Banks and other lenders are beginning to ease their scrutiny of loan applicants, in what the Wall Street Journal calls a "sign of their rising confidence in the housing market." The source cited several examples, including TD Bank's "Right Step" initiative, which allows first-time buyers and those with low to moderate incomes to purchase a home with a down payment of as little as 5 percent.
According to a study cited by the Journal, a greater share of the mortgages being originated by banks today have down payments of less than 10 percent than at any other time in the last five years. This trend is reportedly being driven by the increased availability of private mortgage insurance. Down payment requirements for jumbo loans have also fallen, although they remain higher than the standard for conforming loans, with more banks accepting down payments in the 10 to 15 percent range.
A report from Goldman Sachs suggests that new home sales could reach 800,000 by 2017 if lenders continue to ease credit standards for loan applicants. That would be almost double the 430,000 sales recorded last year. Analysts at the Urban Institute have estimated that if credit standards had been loosened to 2001 levels, as many as 200,000 more mortgages would have been originated in 2012.
The Journal explains that credit standards are being loosened largely as a result of banks' need to attract new customers as refinancing activity continues to decline. However, even with the economy improving, lenders still need to be attentive to risk.

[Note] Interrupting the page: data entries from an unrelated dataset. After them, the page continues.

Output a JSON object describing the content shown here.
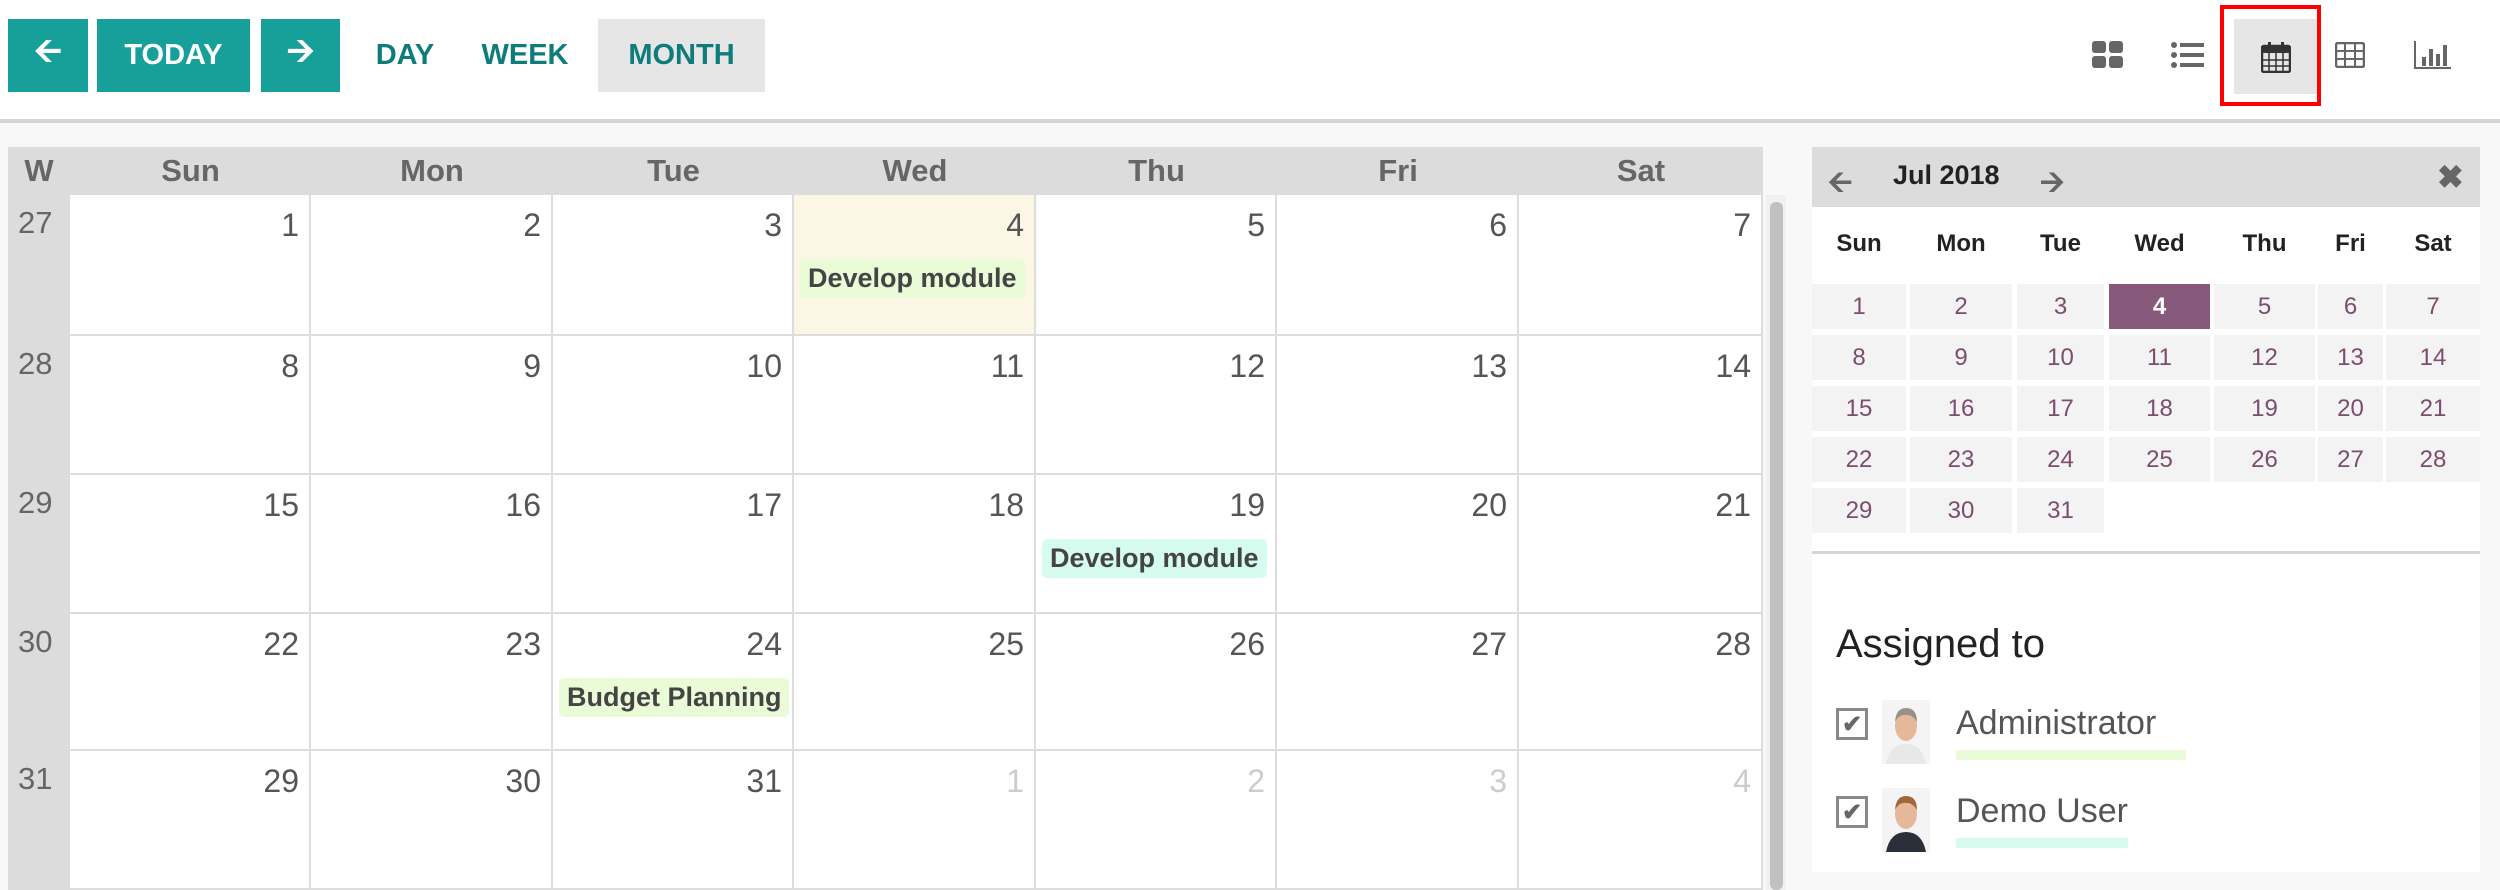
{
  "toolbar": {
    "prev_icon": "arrow-left-icon",
    "today_label": "TODAY",
    "next_icon": "arrow-right-icon",
    "views": [
      {
        "label": "DAY",
        "active": false
      },
      {
        "label": "WEEK",
        "active": false
      },
      {
        "label": "MONTH",
        "active": true
      }
    ],
    "view_switcher": [
      {
        "icon": "kanban-icon"
      },
      {
        "icon": "list-icon"
      },
      {
        "icon": "calendar-icon",
        "active": true,
        "highlighted": true
      },
      {
        "icon": "pivot-table-icon"
      },
      {
        "icon": "graph-icon"
      }
    ],
    "highlight_color": "#ff0000",
    "accent": "#17a09a"
  },
  "calendar": {
    "week_header": "W",
    "day_names": [
      "Sun",
      "Mon",
      "Tue",
      "Wed",
      "Thu",
      "Fri",
      "Sat"
    ],
    "weeks": [
      {
        "number": "27",
        "days": [
          {
            "d": "1"
          },
          {
            "d": "2"
          },
          {
            "d": "3"
          },
          {
            "d": "4",
            "today": true,
            "events": [
              {
                "title": "Develop module",
                "color": "#e9fbd7"
              }
            ]
          },
          {
            "d": "5"
          },
          {
            "d": "6"
          },
          {
            "d": "7"
          }
        ]
      },
      {
        "number": "28",
        "days": [
          {
            "d": "8"
          },
          {
            "d": "9"
          },
          {
            "d": "10"
          },
          {
            "d": "11"
          },
          {
            "d": "12"
          },
          {
            "d": "13"
          },
          {
            "d": "14"
          }
        ]
      },
      {
        "number": "29",
        "days": [
          {
            "d": "15"
          },
          {
            "d": "16"
          },
          {
            "d": "17"
          },
          {
            "d": "18"
          },
          {
            "d": "19",
            "events": [
              {
                "title": "Develop module",
                "color": "#d6fbef"
              }
            ]
          },
          {
            "d": "20"
          },
          {
            "d": "21"
          }
        ]
      },
      {
        "number": "30",
        "days": [
          {
            "d": "22"
          },
          {
            "d": "23"
          },
          {
            "d": "24",
            "events": [
              {
                "title": "Budget Planning",
                "color": "#e9fbd7"
              }
            ]
          },
          {
            "d": "25"
          },
          {
            "d": "26"
          },
          {
            "d": "27"
          },
          {
            "d": "28"
          }
        ]
      },
      {
        "number": "31",
        "days": [
          {
            "d": "29"
          },
          {
            "d": "30"
          },
          {
            "d": "31"
          },
          {
            "d": "1",
            "muted": true
          },
          {
            "d": "2",
            "muted": true
          },
          {
            "d": "3",
            "muted": true
          },
          {
            "d": "4",
            "muted": true
          }
        ]
      }
    ]
  },
  "mini_calendar": {
    "title": "Jul 2018",
    "day_names": [
      "Sun",
      "Mon",
      "Tue",
      "Wed",
      "Thu",
      "Fri",
      "Sat"
    ],
    "days": [
      "1",
      "2",
      "3",
      "4",
      "5",
      "6",
      "7",
      "8",
      "9",
      "10",
      "11",
      "12",
      "13",
      "14",
      "15",
      "16",
      "17",
      "18",
      "19",
      "20",
      "21",
      "22",
      "23",
      "24",
      "25",
      "26",
      "27",
      "28",
      "29",
      "30",
      "31"
    ],
    "selected": "4",
    "selected_color": "#875a7b"
  },
  "filters": {
    "title": "Assigned to",
    "users": [
      {
        "name": "Administrator",
        "checked": true,
        "color": "#e9fbd7"
      },
      {
        "name": "Demo User",
        "checked": true,
        "color": "#d6fbef"
      }
    ]
  }
}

Some borrowers, such as those who are self-employed, can have trouble providing lenders with adequate documentation of their income. In these instances, it can be beneficial to have alternative data sources to draw on during a credit risk assessment.